As I’m planning it all out I notice a pungent smell in the car. Wait… Did I? No!! I think I’d know if I farted. But where is this coming from? Even though I can’t see outside because it’s pitch dark, I reckon I’m by the cow farms. My mind wants to draw a parallel with a Bible verse but my nose has other ideas and the words “pass out” become somehow relevant.
At last, relief! I call my mom to tell her what happened (not about the smell permeating my car) and at the end of the conversation I mention that maybe I should stay at Krasi and Iliya’s house. My mom doesn’t seem surprised. Oddly enough, I am not irritated by her reaction.

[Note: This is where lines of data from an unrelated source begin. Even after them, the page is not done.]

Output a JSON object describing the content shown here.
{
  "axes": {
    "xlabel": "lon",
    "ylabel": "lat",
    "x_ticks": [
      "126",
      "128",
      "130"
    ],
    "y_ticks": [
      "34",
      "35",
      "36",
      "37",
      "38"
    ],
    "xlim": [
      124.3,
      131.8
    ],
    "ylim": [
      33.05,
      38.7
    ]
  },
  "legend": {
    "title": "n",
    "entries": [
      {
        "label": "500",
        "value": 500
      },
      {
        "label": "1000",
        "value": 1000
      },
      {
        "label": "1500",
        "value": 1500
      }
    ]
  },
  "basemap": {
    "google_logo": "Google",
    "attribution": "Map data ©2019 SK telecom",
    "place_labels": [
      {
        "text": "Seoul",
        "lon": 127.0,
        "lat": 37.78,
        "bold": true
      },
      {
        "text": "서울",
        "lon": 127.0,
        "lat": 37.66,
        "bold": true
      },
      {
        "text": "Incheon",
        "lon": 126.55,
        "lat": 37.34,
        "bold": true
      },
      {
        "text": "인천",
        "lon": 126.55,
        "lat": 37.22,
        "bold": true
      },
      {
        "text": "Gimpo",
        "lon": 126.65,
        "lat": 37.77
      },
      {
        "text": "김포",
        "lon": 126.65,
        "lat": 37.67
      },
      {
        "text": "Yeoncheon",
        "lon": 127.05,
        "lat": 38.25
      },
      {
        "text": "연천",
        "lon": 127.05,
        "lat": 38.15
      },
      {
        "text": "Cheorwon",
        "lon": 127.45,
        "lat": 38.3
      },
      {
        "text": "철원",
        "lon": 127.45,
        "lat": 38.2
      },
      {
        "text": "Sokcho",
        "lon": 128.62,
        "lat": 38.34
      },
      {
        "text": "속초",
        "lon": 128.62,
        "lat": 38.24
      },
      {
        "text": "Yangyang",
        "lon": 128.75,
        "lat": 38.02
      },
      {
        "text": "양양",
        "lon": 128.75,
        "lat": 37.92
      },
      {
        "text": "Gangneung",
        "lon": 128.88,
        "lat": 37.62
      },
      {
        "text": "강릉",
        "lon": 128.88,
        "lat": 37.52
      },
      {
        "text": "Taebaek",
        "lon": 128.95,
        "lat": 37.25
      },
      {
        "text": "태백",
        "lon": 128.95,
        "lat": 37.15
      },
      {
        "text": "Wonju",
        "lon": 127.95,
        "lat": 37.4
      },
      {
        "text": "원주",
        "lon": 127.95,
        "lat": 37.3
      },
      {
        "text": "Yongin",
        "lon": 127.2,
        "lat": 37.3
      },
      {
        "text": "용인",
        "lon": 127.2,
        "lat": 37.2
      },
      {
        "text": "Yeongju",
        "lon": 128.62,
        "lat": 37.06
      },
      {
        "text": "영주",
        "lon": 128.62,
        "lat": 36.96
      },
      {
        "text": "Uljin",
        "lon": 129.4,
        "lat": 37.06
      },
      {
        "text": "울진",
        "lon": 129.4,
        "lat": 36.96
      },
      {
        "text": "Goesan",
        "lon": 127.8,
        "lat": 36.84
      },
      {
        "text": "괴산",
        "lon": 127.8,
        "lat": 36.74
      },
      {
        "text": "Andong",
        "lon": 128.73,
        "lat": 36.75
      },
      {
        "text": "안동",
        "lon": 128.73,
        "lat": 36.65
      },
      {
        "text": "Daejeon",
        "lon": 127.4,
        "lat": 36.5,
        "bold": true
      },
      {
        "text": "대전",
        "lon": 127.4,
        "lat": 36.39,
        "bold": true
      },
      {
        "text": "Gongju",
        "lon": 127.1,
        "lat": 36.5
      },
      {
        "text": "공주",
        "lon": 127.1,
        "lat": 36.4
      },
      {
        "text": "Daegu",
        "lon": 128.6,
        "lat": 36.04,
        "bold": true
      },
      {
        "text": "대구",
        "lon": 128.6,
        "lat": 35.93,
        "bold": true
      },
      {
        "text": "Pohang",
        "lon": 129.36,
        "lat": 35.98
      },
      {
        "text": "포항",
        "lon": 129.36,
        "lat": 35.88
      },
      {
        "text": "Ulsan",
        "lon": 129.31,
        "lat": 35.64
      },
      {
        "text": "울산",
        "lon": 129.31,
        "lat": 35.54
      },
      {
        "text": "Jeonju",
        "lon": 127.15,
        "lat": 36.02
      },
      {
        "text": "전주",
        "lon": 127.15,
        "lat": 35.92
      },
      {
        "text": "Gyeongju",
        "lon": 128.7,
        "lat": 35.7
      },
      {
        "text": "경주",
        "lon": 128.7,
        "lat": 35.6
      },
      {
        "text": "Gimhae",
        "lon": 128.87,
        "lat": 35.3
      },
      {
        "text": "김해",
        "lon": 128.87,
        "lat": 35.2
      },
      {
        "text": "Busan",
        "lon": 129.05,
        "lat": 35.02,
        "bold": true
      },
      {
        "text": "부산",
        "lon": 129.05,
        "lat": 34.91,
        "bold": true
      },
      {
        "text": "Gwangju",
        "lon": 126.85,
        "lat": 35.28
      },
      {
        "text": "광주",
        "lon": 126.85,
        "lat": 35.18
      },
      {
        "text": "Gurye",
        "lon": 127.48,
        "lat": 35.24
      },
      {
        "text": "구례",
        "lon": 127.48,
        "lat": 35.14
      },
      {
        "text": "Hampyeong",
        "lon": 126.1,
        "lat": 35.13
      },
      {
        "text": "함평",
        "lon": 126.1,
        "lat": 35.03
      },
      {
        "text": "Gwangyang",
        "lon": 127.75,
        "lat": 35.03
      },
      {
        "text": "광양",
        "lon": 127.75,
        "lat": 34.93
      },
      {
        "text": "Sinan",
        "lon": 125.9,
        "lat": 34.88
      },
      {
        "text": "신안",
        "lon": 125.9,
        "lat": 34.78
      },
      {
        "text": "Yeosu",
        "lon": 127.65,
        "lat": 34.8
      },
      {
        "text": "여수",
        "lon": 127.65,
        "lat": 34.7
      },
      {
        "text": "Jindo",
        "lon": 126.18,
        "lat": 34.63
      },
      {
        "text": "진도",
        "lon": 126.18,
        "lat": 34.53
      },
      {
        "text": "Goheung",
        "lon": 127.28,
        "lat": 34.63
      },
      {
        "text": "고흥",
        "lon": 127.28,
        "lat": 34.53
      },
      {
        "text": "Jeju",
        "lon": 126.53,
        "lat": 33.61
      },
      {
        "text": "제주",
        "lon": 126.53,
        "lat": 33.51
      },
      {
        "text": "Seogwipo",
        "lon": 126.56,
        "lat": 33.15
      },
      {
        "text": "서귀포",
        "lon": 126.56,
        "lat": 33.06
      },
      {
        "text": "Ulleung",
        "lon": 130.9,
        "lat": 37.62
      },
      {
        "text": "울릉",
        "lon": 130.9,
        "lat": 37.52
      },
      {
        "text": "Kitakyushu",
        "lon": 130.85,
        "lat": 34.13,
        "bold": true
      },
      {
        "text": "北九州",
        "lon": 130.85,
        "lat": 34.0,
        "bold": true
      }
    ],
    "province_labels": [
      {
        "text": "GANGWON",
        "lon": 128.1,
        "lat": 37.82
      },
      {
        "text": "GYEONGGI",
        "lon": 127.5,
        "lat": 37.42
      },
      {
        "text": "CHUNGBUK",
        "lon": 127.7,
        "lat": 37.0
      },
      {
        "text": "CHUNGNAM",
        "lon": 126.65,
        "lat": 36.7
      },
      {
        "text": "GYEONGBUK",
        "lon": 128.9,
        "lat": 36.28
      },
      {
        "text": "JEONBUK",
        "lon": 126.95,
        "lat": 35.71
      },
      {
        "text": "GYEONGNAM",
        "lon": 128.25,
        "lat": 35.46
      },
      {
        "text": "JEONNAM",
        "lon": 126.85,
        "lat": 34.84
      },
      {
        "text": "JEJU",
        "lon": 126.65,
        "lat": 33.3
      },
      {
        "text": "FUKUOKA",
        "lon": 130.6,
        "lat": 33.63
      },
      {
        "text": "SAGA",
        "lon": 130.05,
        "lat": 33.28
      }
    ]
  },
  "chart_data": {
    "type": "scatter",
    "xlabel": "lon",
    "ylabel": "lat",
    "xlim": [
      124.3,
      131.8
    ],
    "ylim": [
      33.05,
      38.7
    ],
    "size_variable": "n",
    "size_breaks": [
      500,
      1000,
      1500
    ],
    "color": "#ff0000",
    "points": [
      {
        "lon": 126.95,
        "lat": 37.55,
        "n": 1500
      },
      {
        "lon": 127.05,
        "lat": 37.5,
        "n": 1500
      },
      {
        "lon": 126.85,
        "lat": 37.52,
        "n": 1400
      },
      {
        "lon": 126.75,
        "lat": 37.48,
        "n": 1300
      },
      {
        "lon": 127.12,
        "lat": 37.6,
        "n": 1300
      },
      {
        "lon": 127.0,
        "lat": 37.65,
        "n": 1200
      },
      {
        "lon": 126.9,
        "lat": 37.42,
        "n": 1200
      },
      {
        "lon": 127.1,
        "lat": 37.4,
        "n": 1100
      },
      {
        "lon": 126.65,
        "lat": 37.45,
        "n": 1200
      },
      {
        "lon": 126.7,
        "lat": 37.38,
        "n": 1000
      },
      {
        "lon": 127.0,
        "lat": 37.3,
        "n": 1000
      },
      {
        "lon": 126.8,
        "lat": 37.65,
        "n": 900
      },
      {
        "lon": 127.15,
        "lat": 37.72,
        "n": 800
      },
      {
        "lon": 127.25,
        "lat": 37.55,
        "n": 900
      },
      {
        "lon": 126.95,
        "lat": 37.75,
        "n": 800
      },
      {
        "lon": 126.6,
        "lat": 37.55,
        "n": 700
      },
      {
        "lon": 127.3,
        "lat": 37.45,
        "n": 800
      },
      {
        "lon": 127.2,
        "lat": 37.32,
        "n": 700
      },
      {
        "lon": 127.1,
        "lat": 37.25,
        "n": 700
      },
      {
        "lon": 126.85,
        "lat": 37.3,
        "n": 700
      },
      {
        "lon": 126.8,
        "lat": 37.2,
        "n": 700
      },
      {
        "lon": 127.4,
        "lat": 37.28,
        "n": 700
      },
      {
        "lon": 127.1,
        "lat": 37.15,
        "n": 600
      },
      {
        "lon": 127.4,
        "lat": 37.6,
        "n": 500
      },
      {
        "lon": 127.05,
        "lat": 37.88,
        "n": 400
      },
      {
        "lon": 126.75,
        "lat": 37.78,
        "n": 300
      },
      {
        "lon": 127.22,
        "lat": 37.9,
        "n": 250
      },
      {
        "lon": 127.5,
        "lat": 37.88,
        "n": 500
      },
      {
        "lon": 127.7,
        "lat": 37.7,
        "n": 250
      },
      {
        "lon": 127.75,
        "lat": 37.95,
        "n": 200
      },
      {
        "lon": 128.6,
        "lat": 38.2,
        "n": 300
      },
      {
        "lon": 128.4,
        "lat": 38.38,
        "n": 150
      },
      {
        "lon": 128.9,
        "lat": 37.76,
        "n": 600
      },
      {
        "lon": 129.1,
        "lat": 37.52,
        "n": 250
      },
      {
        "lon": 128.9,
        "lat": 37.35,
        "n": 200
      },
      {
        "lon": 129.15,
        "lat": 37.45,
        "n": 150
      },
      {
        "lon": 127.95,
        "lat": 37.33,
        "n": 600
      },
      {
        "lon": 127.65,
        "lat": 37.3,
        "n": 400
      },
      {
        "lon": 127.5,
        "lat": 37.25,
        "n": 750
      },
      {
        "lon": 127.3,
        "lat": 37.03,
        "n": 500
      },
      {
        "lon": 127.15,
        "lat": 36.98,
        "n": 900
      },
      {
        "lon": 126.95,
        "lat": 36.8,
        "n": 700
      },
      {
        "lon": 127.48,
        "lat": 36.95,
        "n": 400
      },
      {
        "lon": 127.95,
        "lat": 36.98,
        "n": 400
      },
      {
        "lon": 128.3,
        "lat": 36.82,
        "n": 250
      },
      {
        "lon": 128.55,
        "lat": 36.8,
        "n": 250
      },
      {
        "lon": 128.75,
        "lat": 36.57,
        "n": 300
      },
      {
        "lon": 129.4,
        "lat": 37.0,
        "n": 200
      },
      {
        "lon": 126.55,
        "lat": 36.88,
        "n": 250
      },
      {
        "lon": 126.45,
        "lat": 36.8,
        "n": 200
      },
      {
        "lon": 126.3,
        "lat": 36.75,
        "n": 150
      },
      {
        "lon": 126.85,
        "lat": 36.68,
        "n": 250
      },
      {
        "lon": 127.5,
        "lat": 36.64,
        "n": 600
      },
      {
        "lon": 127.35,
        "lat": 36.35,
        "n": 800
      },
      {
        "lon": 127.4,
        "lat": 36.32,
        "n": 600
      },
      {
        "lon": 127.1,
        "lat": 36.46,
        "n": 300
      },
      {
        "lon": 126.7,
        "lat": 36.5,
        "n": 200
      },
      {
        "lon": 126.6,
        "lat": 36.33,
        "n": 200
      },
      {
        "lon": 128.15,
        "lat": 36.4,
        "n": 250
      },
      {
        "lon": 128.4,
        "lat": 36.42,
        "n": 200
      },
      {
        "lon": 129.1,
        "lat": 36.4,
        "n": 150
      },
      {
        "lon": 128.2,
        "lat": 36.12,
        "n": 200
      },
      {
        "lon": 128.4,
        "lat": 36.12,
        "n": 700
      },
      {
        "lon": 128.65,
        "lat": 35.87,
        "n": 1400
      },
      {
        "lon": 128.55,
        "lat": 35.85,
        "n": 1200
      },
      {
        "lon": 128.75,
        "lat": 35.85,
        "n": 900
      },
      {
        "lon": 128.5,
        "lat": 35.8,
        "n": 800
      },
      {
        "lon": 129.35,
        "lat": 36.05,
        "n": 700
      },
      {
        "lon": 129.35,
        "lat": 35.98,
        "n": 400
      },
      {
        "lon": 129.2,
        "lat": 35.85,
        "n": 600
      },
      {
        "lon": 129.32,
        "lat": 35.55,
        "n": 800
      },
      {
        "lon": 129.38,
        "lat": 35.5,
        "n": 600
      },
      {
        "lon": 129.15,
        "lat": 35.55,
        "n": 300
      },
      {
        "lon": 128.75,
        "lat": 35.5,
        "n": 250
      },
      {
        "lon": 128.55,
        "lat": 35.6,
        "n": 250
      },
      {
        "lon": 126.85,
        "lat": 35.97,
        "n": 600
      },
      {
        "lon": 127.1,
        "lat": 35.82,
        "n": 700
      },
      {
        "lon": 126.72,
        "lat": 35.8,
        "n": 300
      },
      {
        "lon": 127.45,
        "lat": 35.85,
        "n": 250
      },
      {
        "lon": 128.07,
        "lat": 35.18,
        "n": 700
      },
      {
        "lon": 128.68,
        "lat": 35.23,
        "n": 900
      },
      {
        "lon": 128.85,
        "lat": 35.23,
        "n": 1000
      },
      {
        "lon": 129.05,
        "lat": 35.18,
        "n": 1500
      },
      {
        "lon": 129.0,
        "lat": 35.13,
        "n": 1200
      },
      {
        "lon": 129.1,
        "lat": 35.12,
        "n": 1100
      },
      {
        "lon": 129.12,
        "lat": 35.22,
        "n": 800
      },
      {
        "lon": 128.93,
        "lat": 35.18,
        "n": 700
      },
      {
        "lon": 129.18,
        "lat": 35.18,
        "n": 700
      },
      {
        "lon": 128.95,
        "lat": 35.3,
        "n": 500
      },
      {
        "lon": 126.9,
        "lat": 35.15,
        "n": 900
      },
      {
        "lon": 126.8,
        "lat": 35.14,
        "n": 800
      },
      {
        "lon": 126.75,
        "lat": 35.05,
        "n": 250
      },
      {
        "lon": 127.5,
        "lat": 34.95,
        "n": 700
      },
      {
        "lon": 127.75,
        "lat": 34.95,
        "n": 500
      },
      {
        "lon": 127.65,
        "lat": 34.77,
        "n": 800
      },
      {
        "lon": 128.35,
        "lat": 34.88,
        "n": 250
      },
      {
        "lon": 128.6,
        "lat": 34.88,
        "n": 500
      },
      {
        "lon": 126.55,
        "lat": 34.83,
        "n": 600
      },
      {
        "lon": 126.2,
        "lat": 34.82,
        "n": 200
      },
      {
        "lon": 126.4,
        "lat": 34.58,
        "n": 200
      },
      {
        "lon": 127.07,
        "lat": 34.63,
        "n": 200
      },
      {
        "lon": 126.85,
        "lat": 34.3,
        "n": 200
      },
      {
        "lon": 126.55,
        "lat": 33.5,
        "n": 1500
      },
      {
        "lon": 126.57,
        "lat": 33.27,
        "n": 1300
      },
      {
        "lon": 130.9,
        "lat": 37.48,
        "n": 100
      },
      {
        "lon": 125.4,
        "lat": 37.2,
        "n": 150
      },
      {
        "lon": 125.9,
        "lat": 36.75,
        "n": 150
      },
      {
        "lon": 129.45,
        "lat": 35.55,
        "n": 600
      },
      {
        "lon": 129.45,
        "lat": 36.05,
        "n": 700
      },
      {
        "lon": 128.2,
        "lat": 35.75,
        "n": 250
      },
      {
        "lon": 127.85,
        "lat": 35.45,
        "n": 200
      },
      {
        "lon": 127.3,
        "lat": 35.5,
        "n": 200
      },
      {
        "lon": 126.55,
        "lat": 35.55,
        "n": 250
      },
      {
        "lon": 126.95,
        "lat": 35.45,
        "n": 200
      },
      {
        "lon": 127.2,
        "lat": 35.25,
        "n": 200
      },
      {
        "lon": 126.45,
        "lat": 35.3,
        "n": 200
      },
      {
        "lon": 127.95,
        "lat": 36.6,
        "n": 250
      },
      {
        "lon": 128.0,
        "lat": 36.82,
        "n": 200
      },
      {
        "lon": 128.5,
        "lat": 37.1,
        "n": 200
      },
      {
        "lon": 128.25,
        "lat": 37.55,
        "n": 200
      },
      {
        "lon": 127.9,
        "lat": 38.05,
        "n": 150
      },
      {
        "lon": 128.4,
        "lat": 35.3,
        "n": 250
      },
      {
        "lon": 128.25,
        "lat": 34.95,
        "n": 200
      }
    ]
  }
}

Once I’m off the phone I feel like I can finally be in the moment. Forget my road trip playlist, bring on the Bethel! Jen Johnson comes on. That one spontaneous song always reminds me of good times with Molly. I find myself sinking in.
I switch to the Newsboys and I’m overwhelmed by this feeling. I can easily recognize it. It’s an adrenaline rush. Kind of like when someone scares you real good and your heart wants to jump outside of your chest. Well, my blood was pumping alright. The car was flying forward. It was all happening now.
My nose scrunched up again. What in the world is that? Deviled eggs? Even if I was driving by a chicken farm, why would the eggs smell cooked? Unless I was actually smelling sulphur and I was driving by a mineral spring. It’s possible. Oh well! Back to the music!
All the people sing “woo hoo”
I decided to eat something but I didn’t want to pull over so I took a cucumber and the peeler and peeled it into a plastic bag mainly by touching my way around. I was imagining what it would be like to be blind. When I finally turned the light on I realized that I had done a pretty thorough job. Whoever said you can’t be gluten free and dairy free while on the road.
This time the smell was worse than before. I couldn’t decide between stinky socks or overripe cheese. Either way, it was bad! Poopsicle! Oh well!
Clap your hands everybody. Everybody just clap your hands.
And then a pleasant surprise — my nose was saturated by the feeling of damp earth. There is something so wonderful about that smell. I’ve always found it really reassuring and deeply satisfying. I’m not sure why those are the emotions evoked by the aroma of wet ground but I realize that smell is the only one of the senses that goes directly into the sub conscience. Smells don’t go through the filter of our mind. They just are!
I made it safely to Krasi and Iliya’s house and now it’s time to sleep. Maybe tomorrow’s entry will be a little more full of life and a little less tired! He He!